The subspecies of the modern horses we know today evolved in North America roughly 1 million to 2 million years ago. Horses began being domesticated by humans starting in 4,000 BC. Fossils indicate that the North American horses went extinct approximately 12,500 years ago. It’s fascinating to imagine the landscape being overrun by majestic North American horses all those years ago.
Mastodons are distant relatives of the wooly mammoth. They migrated to North America via the Bering Strait land bridge roughly 15 million years ago. These creatures were prominent in North and Central America until they went extinct 10,00 years ago due to overharvesting by Clovis hunters.
Typically, mastodons traveled in herds and lived in cold spruce woodland areas. Their eating habits were very similar to modern elephants. They would browse and graze for mixed plants. The bulk of the mastodon diet was coniferous twigs. Mastodons in America had thick, shaggy coats like the wooly mammoth. Their tusks could reach over 16 feet in length and curved slightly upwards. These mammals reached heights up to 9 feet tall and weighed nearly 10 tons.
Known as Smilodon, the saber-toothed tiger most commonly lived in North, South and Central America during the Pleistocene epoch. These animals are notable for their large canine teeth that extend from their mouth. The teeth were used to capture and kill prey quickly and could be as long as 1 foot.
Most saber-toothed tigers are roughly the size of modern cats and built compactly. They had shorter spines, feet, and tails than most felines. Comparable to a jaguar, saber-toothed tigers weighed between 120 and 220 pounds. These mammals were considered apex predators and preyed on large mammals. Bison, pig-like animals called Platygonus and a llama-related creature called Hemiauchenia were targets of the cunning saber-toothed tiger. The dire wolf and American lion were competitors of the saber-toothed tiger. Although it’s named tiger, this mammal is not related to tigers or other modern cats.
Related to modern dragonflies, the Meganeura is the biggest predatory flying insect ever discovered. Its wingspan reaches from 25 to 28 inches. This terrifying insect lived on Earth roughly 300 million years ago. Higher oxygen concentrations in prehistoric times made it possible for this bug to breathe enough to support its size. Luckily, we don’t have to worry about encountering these bugs that are one quarter the size of a human!

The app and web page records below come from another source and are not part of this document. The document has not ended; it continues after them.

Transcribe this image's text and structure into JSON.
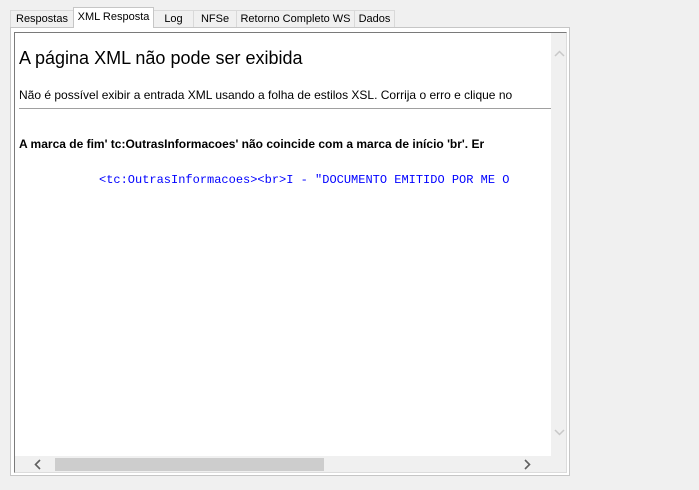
{
  "tabs": [
    {
      "label": "Respostas",
      "active": false
    },
    {
      "label": "XML Resposta",
      "active": true
    },
    {
      "label": "Log",
      "active": false
    },
    {
      "label": "NFSe",
      "active": false
    },
    {
      "label": "Retorno Completo WS",
      "active": false
    },
    {
      "label": "Dados",
      "active": false
    }
  ],
  "xml_error": {
    "title": "A página XML não pode ser exibida",
    "description": "Não é possível exibir a entrada XML usando a folha de estilos XSL. Corrija o erro e clique no",
    "reason": "A marca de fim' tc:OutrasInformacoes' não coincide com a marca de início 'br'. Er",
    "source_line": "<tc:OutrasInformacoes><br>I - \"DOCUMENTO EMITIDO POR ME O"
  },
  "icons": {
    "scroll_up": "chevron-up-icon",
    "scroll_down": "chevron-down-icon",
    "scroll_left": "chevron-left-icon",
    "scroll_right": "chevron-right-icon"
  },
  "colors": {
    "source_text": "#0000ff",
    "window_bg": "#f0f0f0"
  }
}
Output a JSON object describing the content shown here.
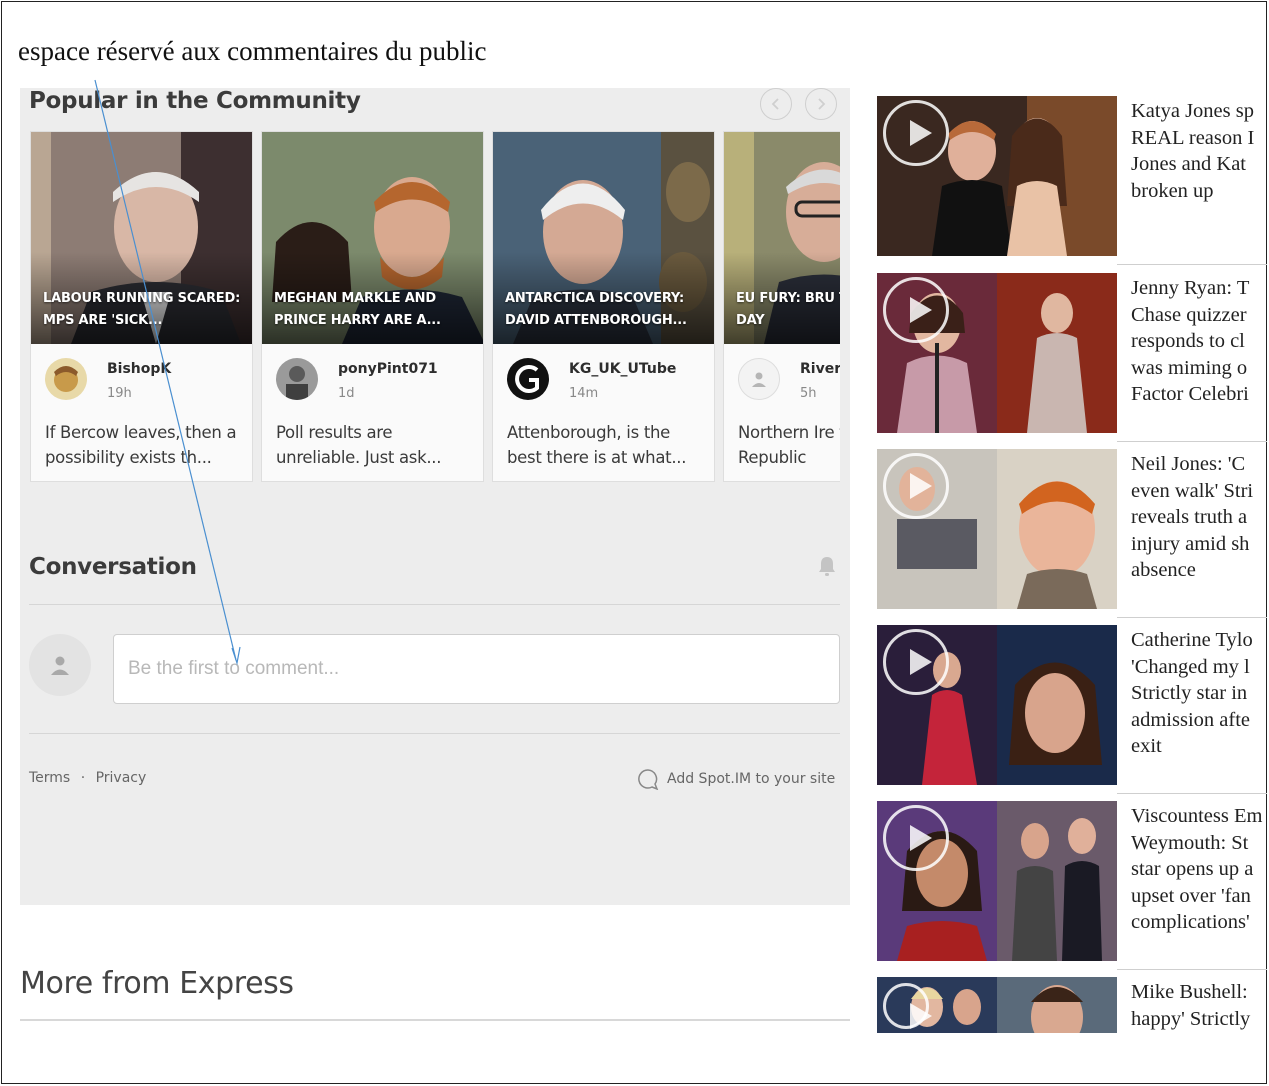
{
  "annotation": {
    "text": "espace réservé aux commentaires du public"
  },
  "popular": {
    "title": "Popular in the Community",
    "cards": [
      {
        "headline": "LABOUR RUNNING SCARED: MPS ARE 'SICK...",
        "user": "BishopK",
        "time": "19h",
        "comment": "If Bercow leaves, then a possibility exists th..."
      },
      {
        "headline": "MEGHAN MARKLE AND PRINCE HARRY ARE A...",
        "user": "ponyPint071",
        "time": "1d",
        "comment": "Poll results are unreliable. Just ask..."
      },
      {
        "headline": "ANTARCTICA DISCOVERY: DAVID ATTENBOROUGH...",
        "user": "KG_UK_UTube",
        "time": "14m",
        "comment": "Attenborough, is the best there is at what..."
      },
      {
        "headline": "EU FURY: BRU TO SCRAP DAY",
        "user": "River",
        "time": "5h",
        "comment": "Northern Ire the Republic"
      }
    ]
  },
  "conversation": {
    "title": "Conversation",
    "placeholder": "Be the first to comment..."
  },
  "footer": {
    "terms": "Terms",
    "separator": "·",
    "privacy": "Privacy",
    "add_spotim": "Add Spot.IM to your site"
  },
  "more": {
    "title": "More from Express"
  },
  "sidebar": {
    "items": [
      {
        "title": "Katya Jones sp\nREAL reason I\nJones and Kat\nbroken up"
      },
      {
        "title": "Jenny Ryan: T\nChase quizzer\nresponds to cl\nwas miming o\nFactor Celebri"
      },
      {
        "title": "Neil Jones: 'C\neven walk' Stri\nreveals truth a\ninjury amid sh\nabsence"
      },
      {
        "title": "Catherine Tylo\n'Changed my l\nStrictly star in\nadmission afte\nexit"
      },
      {
        "title": "Viscountess Em\nWeymouth: St\nstar opens up a\nupset over 'fan\ncomplications'"
      },
      {
        "title": "Mike Bushell:\nhappy' Strictly"
      }
    ]
  },
  "colors": {
    "panel_bg": "#ededed",
    "card_bg": "#fafafa",
    "arrow": "#4a8fd0"
  }
}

Additionally, a lack of predators contributed to the Meganeura being able to evolve to be so large. Scientists also believe that because they were developed in water before appearing on land as adults, they were more equipped to handle high oxygen levels. Meganeura was a predatory species and feasted on other insects. It’s also possible that they ate small amphibians.